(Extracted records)

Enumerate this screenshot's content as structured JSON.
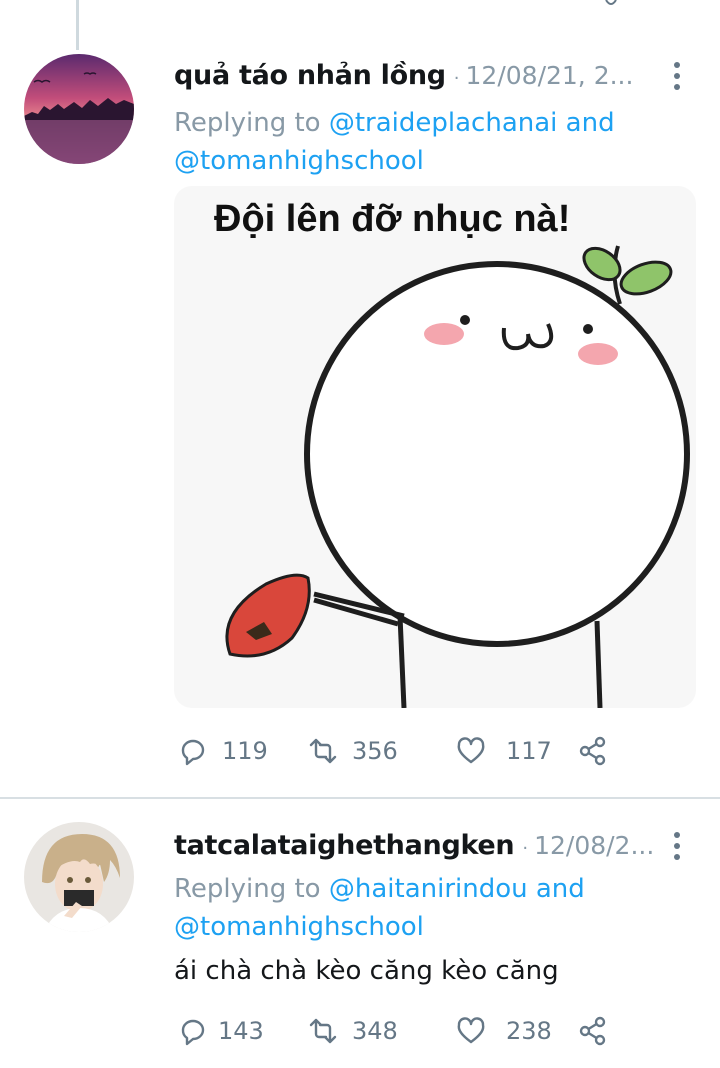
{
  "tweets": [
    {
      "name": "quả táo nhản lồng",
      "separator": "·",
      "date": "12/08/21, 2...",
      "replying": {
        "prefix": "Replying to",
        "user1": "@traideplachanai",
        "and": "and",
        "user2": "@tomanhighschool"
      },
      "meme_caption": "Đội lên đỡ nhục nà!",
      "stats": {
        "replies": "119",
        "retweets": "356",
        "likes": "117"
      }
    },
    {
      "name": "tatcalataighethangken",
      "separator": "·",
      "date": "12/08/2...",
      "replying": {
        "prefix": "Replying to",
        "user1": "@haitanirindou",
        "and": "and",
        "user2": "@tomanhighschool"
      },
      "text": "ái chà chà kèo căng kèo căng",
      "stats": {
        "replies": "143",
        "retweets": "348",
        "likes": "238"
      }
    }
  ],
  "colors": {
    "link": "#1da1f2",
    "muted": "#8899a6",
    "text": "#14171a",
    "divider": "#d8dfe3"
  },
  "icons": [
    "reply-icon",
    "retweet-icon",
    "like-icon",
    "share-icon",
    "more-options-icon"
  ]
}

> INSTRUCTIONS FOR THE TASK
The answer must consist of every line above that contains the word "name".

> FINISHED EXERCISE
      "name": "quả táo nhản lồng",
      "name": "tatcalataighethangken",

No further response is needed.